I’ve been medically prevented from playing the harp since October of 2018. It was like I died. And then I died again. And then I died some more. No one wants to say the injury is permanent. The word is carefully and daintily avoided. Every milestone: you should try again and see how your body reacts to the harp. Nearly every time the result was the same: I paid for 5, 10, 15 minutes with 1 or 2 weeks of constant pain. After developing a second sympathetic injury in January 2020, a doctor finally stopped pussyfooting around. If you want the pain to go away, you have to quit your job.

Was I relieved that I finally had a medical reason to leave and pursue something else? Was I terrified of job hunting again? Was I afraid I’d make everything monumentally worse if I went ahead and continued to work at my job while I searched for another? Did I even qualify for short term disability while I searched for something else? Was I worried about my clientele and the current disputes I was working on their behalf? The hands on repairs sitting in my queue that no one in the house but me was qualified to handle? Was I brave enough to imagine a world where I controlled my day and rose or fell on my own ingenuity, skill and determination?

It was a very confusing time for me. I hauled ass through St Valentine’s. It’d be too much of a lurch to leave before then. In March, the Coronaclosures began. I was furloughed during the first wave, having already been away from work for several days as I had become symptomatic for influenza the previous Saturday.

I have been in social isolation for 5.5 weeks. I can finally play the harp for about 45m with only minor issues the following 2 days. I’m finally able to build up my strength again. However, if I do anything akin to the benchwork I perform at my job, I go right back to nearly a week of recovery. My former occupational therapist said she thought the bar minimum time off bench that would be necessary for me was 6 weeks. She’d prefer 8. How unexpected to have a global pandemic provide me with just that reprieve.

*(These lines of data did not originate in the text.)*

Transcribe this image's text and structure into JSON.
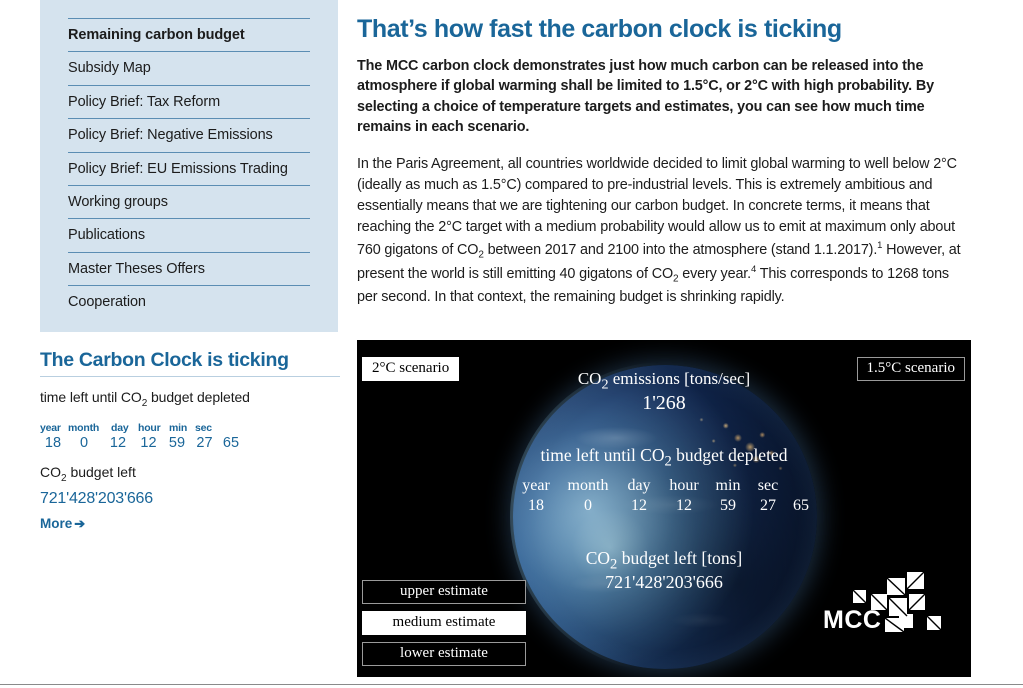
{
  "sidebar": {
    "items": [
      {
        "label": "Remaining carbon budget",
        "active": true
      },
      {
        "label": "Subsidy Map",
        "active": false
      },
      {
        "label": "Policy Brief: Tax Reform",
        "active": false
      },
      {
        "label": "Policy Brief: Negative Emissions",
        "active": false
      },
      {
        "label": "Policy Brief: EU Emissions Trading",
        "active": false
      },
      {
        "label": "Working groups",
        "active": false
      },
      {
        "label": "Publications",
        "active": false
      },
      {
        "label": "Master Theses Offers",
        "active": false
      },
      {
        "label": "Cooperation",
        "active": false
      }
    ],
    "background_color": "#d5e3ee",
    "divider_color": "#5b8db3"
  },
  "clock_widget": {
    "title": "The Carbon Clock is ticking",
    "subtitle_prefix": "time left until CO",
    "subtitle_sub": "2",
    "subtitle_suffix": " budget depleted",
    "unit_labels": [
      "year",
      "month",
      "day",
      "hour",
      "min",
      "sec"
    ],
    "values": [
      "18",
      "0",
      "12",
      "12",
      "59",
      "27",
      "65"
    ],
    "budget_label_prefix": "CO",
    "budget_label_sub": "2",
    "budget_label_suffix": " budget left",
    "budget_value": "721'428'203'666",
    "more_label": "More",
    "more_arrow": "➔",
    "accent_color": "#1a6699"
  },
  "main": {
    "heading": "That’s how fast the carbon clock is ticking",
    "intro_paragraph": "The MCC carbon clock demonstrates just how much carbon can be released into the atmosphere if global warming shall be limited to 1.5°C, or 2°C with high probability. By selecting a choice of temperature targets and estimates, you can see how much time remains in each scenario.",
    "body_paragraph": {
      "part1": "In the Paris Agreement, all countries worldwide decided to limit global warming to well below 2°C (ideally as much as 1.5°C) compared to pre-industrial levels. This is extremely ambitious and essentially means that we are tightening our carbon budget. In concrete terms, it means that reaching the 2°C target with a medium probability would allow us to emit at maximum only about 760 gigatons of CO",
      "sub1": "2",
      "part2": " between 2017 and 2100 into the atmosphere (stand 1.1.2017).",
      "sup1": "1",
      "part3": " However, at present the world is still emitting 40 gigatons of CO",
      "sub2": "2",
      "part4": " every year.",
      "sup2": "4",
      "part5": " This corresponds to 1268 tons per second. In that context, the remaining budget is shrinking rapidly."
    },
    "heading_color": "#1a6699"
  },
  "clock_panel": {
    "background_color": "#000000",
    "scenario_buttons": [
      {
        "label": "2°C scenario",
        "active": true
      },
      {
        "label": "1.5°C scenario",
        "active": false
      }
    ],
    "estimate_buttons": [
      {
        "label": "upper estimate",
        "active": false
      },
      {
        "label": "medium estimate",
        "active": true
      },
      {
        "label": "lower estimate",
        "active": false
      }
    ],
    "emissions_label_prefix": "CO",
    "emissions_label_sub": "2",
    "emissions_label_suffix": " emissions [tons/sec]",
    "emissions_value": "1'268",
    "timeleft_prefix": "time left until CO",
    "timeleft_sub": "2",
    "timeleft_suffix": " budget depleted",
    "unit_labels": [
      "year",
      "month",
      "day",
      "hour",
      "min",
      "sec",
      ""
    ],
    "values": [
      "18",
      "0",
      "12",
      "12",
      "59",
      "27",
      "65"
    ],
    "budget_label_prefix": "CO",
    "budget_label_sub": "2",
    "budget_label_suffix": " budget left [tons]",
    "budget_value": "721'428'203'666",
    "logo_text": "MCC"
  }
}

So here I am, getting back my typing strength, considering subjects for future posts, and packing my house for the next move. I’ve missed you all terribly and am hoping that if I take anything away from this experience it will be:
1. Stretch your hands and arms every day. Especially if you work with them. Even when it’s something you consider simple like typing. You’ve only got one set and it ruins so many aspects of your life when they’re not properly respected.
2. No matter how hard I close my eyes, the reality isn’t going to go away. Not my pain. Not the injury causing it. Not the virus. Not the depression. Not the fears. It’s time to go back to taking life by the goat horns.